Either Ed Miliband is struggling to understand the basics or his ideology is spiralling out of control.
The latest Labour pledge:
Labour would cap the amount of profit private firms can make from the NHS, Ed Miliband will say as he launches the party’s election campaign.
He will pledge to halt the “drive to privatisation” he claims has taken place in the health service since 2010.
The future of the NHS is “on the ballot paper” and only Labour can guarantee the funding it needs, he will say.
Under his plans, private firms will have to reimburse the NHS if they exceed a 5% profit cap on contracts.
Companies make profit by keeping costs as low as possible while producing a product or service that people want (and ideally choose) to consume. Apologies for the simplicity, but apparently Ed needs it.
Pledging to fix levels of profit that a company can make ruins any motivation for the company to bring costs down. Given the NHS’s current financial situation, Miliband should not be so quick to toss aside the importance of efficiency gains.
Nor should he be ignorant of private firm’s impacts on patient outcomes.
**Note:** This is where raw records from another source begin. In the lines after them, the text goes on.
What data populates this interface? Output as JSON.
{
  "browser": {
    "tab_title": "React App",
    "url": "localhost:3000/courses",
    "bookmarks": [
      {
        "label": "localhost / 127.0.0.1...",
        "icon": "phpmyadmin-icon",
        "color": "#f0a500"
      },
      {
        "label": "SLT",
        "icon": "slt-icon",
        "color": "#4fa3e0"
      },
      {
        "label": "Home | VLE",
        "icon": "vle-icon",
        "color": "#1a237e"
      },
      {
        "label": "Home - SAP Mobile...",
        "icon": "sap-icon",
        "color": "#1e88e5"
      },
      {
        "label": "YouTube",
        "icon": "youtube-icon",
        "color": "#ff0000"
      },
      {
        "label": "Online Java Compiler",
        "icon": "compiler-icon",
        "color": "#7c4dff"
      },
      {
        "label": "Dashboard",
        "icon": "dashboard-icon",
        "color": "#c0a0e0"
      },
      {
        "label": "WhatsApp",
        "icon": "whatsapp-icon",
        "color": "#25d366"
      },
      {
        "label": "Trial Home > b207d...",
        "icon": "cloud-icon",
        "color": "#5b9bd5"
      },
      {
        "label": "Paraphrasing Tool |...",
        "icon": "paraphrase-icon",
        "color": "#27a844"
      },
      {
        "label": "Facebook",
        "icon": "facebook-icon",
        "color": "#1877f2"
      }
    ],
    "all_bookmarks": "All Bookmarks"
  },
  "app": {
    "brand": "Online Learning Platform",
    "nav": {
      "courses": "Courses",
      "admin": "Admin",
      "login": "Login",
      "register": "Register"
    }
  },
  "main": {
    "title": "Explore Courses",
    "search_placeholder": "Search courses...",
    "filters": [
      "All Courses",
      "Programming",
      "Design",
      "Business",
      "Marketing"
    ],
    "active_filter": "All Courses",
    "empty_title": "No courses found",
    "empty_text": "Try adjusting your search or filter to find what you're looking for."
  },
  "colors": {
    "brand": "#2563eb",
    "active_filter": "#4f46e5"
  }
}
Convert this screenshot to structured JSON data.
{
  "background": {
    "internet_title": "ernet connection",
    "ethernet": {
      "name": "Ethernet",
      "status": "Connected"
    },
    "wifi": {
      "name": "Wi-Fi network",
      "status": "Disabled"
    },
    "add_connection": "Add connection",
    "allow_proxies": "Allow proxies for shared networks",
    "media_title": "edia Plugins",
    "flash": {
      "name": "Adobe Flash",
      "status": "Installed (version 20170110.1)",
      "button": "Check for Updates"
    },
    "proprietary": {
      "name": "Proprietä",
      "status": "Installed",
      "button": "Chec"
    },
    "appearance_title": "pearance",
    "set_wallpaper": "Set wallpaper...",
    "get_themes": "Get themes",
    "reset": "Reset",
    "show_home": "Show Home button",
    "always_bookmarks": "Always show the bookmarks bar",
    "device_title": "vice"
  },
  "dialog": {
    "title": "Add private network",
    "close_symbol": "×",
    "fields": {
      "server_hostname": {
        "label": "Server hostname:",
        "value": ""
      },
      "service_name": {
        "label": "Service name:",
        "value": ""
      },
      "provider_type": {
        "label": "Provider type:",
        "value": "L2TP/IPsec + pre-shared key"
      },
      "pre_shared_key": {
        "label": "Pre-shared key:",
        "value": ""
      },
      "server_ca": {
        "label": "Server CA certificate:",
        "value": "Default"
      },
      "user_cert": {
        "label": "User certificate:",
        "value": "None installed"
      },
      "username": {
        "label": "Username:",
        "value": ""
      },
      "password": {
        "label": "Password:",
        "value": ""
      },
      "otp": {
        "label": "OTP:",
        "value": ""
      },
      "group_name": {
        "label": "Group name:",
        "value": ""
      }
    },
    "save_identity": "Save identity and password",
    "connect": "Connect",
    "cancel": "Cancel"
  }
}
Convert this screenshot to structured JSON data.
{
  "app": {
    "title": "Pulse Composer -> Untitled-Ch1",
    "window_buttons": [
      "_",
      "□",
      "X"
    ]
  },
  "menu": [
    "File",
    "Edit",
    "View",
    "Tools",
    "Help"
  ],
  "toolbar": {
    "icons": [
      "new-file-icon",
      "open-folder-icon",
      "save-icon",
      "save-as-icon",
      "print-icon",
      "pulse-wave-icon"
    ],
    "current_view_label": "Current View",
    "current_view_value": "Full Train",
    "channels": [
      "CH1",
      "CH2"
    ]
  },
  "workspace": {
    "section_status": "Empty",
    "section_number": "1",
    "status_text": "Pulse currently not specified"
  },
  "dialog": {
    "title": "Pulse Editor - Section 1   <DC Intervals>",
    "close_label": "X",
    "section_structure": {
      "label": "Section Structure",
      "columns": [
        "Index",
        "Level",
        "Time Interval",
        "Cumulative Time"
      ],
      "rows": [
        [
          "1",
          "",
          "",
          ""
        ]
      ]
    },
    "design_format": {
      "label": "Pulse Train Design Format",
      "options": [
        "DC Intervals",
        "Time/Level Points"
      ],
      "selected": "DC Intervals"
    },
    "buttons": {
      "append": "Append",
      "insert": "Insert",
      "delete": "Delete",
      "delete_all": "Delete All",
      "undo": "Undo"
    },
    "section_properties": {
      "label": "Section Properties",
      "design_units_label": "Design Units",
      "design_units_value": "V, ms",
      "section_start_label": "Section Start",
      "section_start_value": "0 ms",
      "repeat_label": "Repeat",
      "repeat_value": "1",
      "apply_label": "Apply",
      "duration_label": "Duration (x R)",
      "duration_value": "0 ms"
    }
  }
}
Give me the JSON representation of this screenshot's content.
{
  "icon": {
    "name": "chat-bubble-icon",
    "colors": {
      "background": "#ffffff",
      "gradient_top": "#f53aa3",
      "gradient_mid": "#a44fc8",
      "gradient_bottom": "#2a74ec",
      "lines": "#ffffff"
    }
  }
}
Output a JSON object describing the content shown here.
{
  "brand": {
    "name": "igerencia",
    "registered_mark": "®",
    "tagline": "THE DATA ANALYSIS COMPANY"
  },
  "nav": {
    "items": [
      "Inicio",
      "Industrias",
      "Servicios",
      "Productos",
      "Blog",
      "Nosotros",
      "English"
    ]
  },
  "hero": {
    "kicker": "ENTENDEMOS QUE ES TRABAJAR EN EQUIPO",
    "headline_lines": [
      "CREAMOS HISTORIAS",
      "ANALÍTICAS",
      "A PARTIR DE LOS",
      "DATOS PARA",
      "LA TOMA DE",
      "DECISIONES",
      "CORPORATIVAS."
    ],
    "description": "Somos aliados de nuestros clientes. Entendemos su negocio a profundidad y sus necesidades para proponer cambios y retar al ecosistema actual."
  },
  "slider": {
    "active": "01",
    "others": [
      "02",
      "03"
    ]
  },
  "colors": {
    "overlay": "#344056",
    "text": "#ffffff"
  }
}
Private firms are hardly private when working for the NHS; they are still under the jurisdiction of NHS bureaucracy and are often dependent on public funds for their operations. But where private firms and independent sector treatment centres do differ from the public sector is in their record on patient outcomes. Research from 2011 showed that ISTC surgery patients are healthier and experience less severe recovery conditions than patients undergoing the same surgeries with NHS providers.
Furthermore, Circle’s management of Hitchingbrooke Hospital turned a failing trust into one of the highest ranked hospitals for patient happiness and cut waiting times drastically; their recent failings were not a result of bad healthcare but rather bad business.
One of the reasons Circle reneged on its government contract is because it’s a struggle to make efficiency gains under NHS regulations as they currently exist; if Labour gets its way, this will become nearly impossible.
Miliband’s attack on privatization and profit is an ideological attack on buzzwords; unfortunately, his crackdown could have real affects on patient outcomes.